(Items from a data source)

# # #

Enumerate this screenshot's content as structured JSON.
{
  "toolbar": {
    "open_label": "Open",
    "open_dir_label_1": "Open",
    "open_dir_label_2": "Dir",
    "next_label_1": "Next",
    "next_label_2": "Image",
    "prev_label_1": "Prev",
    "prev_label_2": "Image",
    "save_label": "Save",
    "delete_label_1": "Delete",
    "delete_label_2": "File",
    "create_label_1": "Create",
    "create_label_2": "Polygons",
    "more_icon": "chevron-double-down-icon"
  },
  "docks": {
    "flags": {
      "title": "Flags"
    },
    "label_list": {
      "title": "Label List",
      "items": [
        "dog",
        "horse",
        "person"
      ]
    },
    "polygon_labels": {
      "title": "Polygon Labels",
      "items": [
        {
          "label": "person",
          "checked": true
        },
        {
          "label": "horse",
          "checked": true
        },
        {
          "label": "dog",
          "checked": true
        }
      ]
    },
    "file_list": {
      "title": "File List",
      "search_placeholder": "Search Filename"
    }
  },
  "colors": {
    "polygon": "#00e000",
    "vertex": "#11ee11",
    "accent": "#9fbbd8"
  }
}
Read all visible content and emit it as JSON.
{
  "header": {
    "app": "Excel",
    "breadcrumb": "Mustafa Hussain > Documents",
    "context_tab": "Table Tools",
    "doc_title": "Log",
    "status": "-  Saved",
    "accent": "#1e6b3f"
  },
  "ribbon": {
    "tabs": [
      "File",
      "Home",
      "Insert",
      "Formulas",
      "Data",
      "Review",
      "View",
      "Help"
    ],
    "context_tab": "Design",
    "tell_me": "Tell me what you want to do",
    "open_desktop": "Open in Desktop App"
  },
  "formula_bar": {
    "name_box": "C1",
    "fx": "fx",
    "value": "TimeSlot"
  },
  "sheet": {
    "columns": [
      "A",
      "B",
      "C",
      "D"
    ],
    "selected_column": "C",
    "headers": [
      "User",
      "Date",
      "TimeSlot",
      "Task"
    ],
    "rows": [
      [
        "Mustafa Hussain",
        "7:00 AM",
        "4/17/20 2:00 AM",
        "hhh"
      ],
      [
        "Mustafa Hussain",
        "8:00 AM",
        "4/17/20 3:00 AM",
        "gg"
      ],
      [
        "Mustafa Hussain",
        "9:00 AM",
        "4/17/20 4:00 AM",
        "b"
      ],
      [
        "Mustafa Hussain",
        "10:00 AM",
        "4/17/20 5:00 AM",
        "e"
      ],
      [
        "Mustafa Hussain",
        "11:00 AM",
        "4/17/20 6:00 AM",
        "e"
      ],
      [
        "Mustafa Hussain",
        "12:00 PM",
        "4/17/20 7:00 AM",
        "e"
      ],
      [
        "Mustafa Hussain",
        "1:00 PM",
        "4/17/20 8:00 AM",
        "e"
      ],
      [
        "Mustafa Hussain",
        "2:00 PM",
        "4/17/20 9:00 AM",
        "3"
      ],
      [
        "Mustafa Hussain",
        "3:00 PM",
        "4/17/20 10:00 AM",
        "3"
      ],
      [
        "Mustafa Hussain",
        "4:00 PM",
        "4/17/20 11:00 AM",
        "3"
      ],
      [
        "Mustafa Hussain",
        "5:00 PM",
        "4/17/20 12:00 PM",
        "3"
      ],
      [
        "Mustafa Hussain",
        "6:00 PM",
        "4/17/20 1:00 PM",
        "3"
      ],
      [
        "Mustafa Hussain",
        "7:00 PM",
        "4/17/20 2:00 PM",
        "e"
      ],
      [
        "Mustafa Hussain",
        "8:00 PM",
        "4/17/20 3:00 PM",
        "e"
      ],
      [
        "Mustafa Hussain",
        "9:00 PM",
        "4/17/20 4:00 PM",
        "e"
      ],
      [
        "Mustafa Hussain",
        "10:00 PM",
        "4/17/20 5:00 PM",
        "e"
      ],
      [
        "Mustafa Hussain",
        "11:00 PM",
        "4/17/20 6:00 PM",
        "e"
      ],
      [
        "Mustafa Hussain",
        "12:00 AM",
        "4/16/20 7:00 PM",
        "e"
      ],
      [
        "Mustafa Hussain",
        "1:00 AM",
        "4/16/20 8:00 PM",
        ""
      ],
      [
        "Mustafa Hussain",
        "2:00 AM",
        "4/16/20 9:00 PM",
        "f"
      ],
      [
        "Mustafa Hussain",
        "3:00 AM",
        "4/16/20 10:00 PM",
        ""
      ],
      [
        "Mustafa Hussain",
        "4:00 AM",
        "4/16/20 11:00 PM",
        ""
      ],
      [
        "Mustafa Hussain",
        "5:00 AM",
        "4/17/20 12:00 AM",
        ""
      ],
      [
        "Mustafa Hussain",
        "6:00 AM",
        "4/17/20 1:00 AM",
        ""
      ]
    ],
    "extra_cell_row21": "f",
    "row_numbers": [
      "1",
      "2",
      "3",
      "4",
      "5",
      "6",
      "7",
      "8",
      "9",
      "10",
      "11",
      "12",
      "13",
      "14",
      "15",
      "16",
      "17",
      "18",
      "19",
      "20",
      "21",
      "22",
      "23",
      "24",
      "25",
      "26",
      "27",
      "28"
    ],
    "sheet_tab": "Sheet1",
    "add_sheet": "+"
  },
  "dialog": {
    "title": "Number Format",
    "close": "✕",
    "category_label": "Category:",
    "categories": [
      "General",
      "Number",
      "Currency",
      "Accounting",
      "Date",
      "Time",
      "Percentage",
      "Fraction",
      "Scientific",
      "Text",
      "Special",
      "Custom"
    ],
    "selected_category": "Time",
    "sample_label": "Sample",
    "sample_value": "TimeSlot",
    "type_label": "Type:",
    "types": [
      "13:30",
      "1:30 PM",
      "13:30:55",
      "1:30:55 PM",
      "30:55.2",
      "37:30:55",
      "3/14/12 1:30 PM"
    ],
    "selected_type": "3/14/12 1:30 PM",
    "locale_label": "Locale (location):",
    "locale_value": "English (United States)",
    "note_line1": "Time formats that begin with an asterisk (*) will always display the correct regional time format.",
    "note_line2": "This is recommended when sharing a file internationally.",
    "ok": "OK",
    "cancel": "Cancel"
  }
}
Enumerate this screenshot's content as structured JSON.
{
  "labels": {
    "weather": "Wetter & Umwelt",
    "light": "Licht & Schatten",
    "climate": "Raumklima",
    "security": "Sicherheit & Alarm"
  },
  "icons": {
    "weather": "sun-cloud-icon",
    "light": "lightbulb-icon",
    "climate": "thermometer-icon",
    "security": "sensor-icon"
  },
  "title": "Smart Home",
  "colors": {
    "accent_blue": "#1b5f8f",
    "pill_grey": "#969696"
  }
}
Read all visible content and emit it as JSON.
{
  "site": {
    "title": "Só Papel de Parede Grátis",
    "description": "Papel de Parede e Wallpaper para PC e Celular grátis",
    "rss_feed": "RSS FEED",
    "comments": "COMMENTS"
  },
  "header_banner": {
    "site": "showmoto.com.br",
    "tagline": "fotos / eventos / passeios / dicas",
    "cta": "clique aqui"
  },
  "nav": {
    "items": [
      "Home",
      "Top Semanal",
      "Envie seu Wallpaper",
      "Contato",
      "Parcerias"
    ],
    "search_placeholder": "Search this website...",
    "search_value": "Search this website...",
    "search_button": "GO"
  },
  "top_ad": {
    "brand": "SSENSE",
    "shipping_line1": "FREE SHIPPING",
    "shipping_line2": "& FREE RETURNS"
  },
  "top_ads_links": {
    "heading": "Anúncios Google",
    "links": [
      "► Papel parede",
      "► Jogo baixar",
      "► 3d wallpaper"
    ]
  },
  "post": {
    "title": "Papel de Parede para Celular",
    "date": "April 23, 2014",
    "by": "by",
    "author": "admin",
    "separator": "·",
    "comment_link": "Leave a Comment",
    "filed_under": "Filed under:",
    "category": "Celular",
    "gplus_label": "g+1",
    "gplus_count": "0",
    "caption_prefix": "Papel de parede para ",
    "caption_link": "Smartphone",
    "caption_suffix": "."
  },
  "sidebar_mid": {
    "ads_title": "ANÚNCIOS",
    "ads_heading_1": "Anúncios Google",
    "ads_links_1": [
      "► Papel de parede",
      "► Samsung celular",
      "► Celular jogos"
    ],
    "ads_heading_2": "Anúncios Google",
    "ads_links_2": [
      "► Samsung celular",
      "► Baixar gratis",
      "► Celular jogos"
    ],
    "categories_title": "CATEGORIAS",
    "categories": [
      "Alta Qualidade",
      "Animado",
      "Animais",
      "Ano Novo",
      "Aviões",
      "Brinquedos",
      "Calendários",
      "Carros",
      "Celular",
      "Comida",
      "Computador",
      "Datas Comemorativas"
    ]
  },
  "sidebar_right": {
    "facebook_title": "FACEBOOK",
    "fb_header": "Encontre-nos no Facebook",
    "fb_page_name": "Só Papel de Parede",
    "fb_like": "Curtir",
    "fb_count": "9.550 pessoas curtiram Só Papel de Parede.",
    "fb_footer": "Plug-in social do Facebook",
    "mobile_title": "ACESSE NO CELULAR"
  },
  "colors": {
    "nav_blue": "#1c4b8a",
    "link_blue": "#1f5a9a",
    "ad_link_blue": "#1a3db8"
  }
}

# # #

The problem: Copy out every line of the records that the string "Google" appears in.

Task solution:
    "heading": "Anúncios Google",
    "ads_heading_1": "Anúncios Google",
    "ads_heading_2": "Anúncios Google",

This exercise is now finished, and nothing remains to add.